    • A new simpler process that does not require a landholders to wait for a permit provided they comply with the Code
    • An exchange system that may allow some sections of protected regrowth to be cleared if replaced by another slice of land of greater size
    • Landholders who have a category X on a certified Property Map of Assessable Vegetation—(PMAV) representing approximately 1.4 million hectares—will not be affected by the new measures
    • Clearing regrowth as a consequence of a valid development approval or approval resulting from development applications made before 8 October will also not be affected

    “Other than for mapped watercourses in the priority Great Barrier Reef catchments, the new rules apply only to regrowth areas that have not been cleared since 31 December 1989.

    “This ensures that regrowth that is re-cleared regularly as a part of normal grazing practices is unaffected.”

    Mr Robertson said the new regrowth vegetation code will cover high-value regrowth on freehold land, indigenous land and agricultural and grazing leasehold land, as well as native regrowth vegetation along watercourses in priority reef catchments.

    “The code protects the most important regrowth vegetation such as endangered regrowth and habitat for threatened species, regrowth vegetation in wetlands, watercourses and on steep slopes,” Mr Robertson said.

    “The code also allows for clearing for weed control, thinning and encroachment. It gives certainty about a land holder’s duty of care when managing regrowth.

    “Landholders will not need to get a permit, they only need to notify the department and then follow the regrowth code. In addition, most routine clearing such as for fence lines and firebreaks will be exempt, as will burning off.

    “This approach recognises that many farmers are doing the right thing and the code works in conjunction with the new regrowth vegetation maps, which are the first place to look to understand what clearing can occur. “

    The new maps are available for free on the Department of Environment and Resource Management website.

    “I urge all landholders to check the map as it is an important tool to identify if regrowth vegetation on their property is affected by the new regulations,” Mr Robertson said.

    “I stress to landholders that the satellite technology that created these maps may have taken images of areas that have since been legitimately cleared.

    “This means that in some cases areas may be marked as protected which in fact are not.

    “The maps must not be read in isolation and should be interpreted with the legislation.

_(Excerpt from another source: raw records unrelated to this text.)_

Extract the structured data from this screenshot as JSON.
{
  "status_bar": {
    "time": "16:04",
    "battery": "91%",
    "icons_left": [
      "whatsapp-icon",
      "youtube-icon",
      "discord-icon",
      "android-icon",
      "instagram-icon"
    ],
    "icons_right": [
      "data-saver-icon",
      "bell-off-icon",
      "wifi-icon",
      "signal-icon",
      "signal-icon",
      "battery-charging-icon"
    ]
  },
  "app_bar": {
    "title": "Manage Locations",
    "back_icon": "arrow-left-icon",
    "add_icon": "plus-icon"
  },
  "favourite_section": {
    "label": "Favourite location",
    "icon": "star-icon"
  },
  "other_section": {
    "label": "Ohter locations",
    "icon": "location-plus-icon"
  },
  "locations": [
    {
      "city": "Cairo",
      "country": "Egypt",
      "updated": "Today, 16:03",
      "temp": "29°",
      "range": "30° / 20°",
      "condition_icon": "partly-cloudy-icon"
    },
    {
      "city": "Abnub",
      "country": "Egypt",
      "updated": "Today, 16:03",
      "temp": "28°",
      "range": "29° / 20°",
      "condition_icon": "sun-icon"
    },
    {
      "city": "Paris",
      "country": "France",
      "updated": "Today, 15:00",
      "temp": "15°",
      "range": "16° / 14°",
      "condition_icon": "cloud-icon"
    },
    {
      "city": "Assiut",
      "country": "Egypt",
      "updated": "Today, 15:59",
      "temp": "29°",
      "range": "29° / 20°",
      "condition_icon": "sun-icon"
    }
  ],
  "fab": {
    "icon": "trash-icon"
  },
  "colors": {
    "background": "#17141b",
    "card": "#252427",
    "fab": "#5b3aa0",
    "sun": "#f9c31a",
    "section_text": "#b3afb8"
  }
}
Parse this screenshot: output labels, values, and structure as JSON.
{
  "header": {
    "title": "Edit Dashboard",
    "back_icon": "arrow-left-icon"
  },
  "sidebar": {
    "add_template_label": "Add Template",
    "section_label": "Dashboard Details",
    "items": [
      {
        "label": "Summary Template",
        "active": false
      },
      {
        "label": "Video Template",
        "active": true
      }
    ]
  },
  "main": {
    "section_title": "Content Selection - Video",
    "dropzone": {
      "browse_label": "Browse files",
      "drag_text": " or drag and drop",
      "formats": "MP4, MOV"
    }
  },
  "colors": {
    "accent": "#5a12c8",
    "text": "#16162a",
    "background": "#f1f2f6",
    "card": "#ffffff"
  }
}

Changes to the map can be made using a PMAV and if landholders have any concerns they should contact the department.”

    The department has also developed a landholder guide, a series of fact sheets and website information to assist landholders.

    “I believe the legislation is a fair outcome,” Mr Robertson said.

    “The government consulted extensively with peak rural, industry, conservation and banking groups while developing the regulations and I personally visited rural areas and spoke with primary producers to hear their views.

    ”What was obvious during my visit was that many farmers already practice good land management. “

    Mr Robertson said Department of Environment and Resource Management officers considered almost 400 submissions and investigated the possible economic impacts of the legislation on industry, primary producers and landholders.

    Another provision will allow some small and isolated patches of protected vegetation to be cleared if another larger area of unregulated regrowth is protected in exchange. This will help landholders consolidate areas of vegetation on their property and better manage it.

    “In addition, the government has pledged $2 million to deliver the new regrowth measures in partnership with industry groups,” Mr Robertson said.

    “I will be working quickly to discuss with rural stakeholder groups ways that industry and government can work together to ensure productive rural businesses and a sustainable environment.”

    For more information, for copies of the new Landholder Guide or for links to download a regrowth map for your property, visit

    Media contact: Minister Robertson’s office 3225 1861